'''

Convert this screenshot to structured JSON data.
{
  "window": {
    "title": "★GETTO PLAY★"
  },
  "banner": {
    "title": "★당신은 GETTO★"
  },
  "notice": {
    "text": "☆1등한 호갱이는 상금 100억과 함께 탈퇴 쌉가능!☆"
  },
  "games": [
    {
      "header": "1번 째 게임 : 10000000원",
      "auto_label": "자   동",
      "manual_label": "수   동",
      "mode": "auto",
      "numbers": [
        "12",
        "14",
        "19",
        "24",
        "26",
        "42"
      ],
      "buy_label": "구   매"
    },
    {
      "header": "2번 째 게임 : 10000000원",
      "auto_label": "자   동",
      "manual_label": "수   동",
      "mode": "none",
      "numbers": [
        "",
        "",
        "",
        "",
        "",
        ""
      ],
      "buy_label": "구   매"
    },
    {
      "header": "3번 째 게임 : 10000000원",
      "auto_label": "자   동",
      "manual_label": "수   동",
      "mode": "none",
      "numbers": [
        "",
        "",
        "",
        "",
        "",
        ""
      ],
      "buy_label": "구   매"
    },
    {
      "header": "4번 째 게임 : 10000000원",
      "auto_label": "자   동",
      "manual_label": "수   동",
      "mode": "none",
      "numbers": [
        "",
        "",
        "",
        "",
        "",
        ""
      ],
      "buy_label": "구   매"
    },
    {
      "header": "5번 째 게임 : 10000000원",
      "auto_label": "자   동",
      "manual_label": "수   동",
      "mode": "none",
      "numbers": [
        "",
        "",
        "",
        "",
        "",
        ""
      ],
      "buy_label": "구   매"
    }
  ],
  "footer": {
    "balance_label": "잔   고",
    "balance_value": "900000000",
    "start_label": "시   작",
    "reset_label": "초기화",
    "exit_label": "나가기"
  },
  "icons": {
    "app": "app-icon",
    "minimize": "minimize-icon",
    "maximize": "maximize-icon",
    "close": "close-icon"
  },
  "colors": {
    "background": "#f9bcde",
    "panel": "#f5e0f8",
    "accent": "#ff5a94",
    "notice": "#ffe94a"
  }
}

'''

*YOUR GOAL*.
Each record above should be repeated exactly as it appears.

*WRITTEN ANSWER*.
Convert this screenshot to structured JSON data.
{
  "window": {
    "title": "★GETTO PLAY★"
  },
  "banner": {
    "title": "★당신은 GETTO★"
  },
  "notice": {
    "text": "☆1등한 호갱이는 상금 100억과 함께 탈퇴 쌉가능!☆"
  },
  "games": [
    {
      "header": "1번 째 게임 : 10000000원",
      "auto_label": "자   동",
      "manual_label": "수   동",
      "mode": "auto",
      "numbers": [
        "12",
        "14",
        "19",
        "24",
        "26",
        "42"
      ],
      "buy_label": "구   매"
    },
    {
      "header": "2번 째 게임 : 10000000원",
      "auto_label": "자   동",
      "manual_label": "수   동",
      "mode": "none",
      "numbers": [
        "",
        "",
        "",
        "",
        "",
        ""
      ],
      "buy_label": "구   매"
    },
    {
      "header": "3번 째 게임 : 10000000원",
      "auto_label": "자   동",
      "manual_label": "수   동",
      "mode": "none",
      "numbers": [
        "",
        "",
        "",
        "",
        "",
        ""
      ],
      "buy_label": "구   매"
    },
    {
      "header": "4번 째 게임 : 10000000원",
      "auto_label": "자   동",
      "manual_label": "수   동",
      "mode": "none",
      "numbers": [
        "",
        "",
        "",
        "",
        "",
        ""
      ],
      "buy_label": "구   매"
    },
    {
      "header": "5번 째 게임 : 10000000원",
      "auto_label": "자   동",
      "manual_label": "수   동",
      "mode": "none",
      "numbers": [
        "",
        "",
        "",
        "",
        "",
        ""
      ],
      "buy_label": "구   매"
    }
  ],
  "footer": {
    "balance_label": "잔   고",
    "balance_value": "900000000",
    "start_label": "시   작",
    "reset_label": "초기화",
    "exit_label": "나가기"
  },
  "icons": {
    "app": "app-icon",
    "minimize": "minimize-icon",
    "maximize": "maximize-icon",
    "close": "close-icon"
  },
  "colors": {
    "background": "#f9bcde",
    "panel": "#f5e0f8",
    "accent": "#ff5a94",
    "notice": "#ffe94a"
  }
}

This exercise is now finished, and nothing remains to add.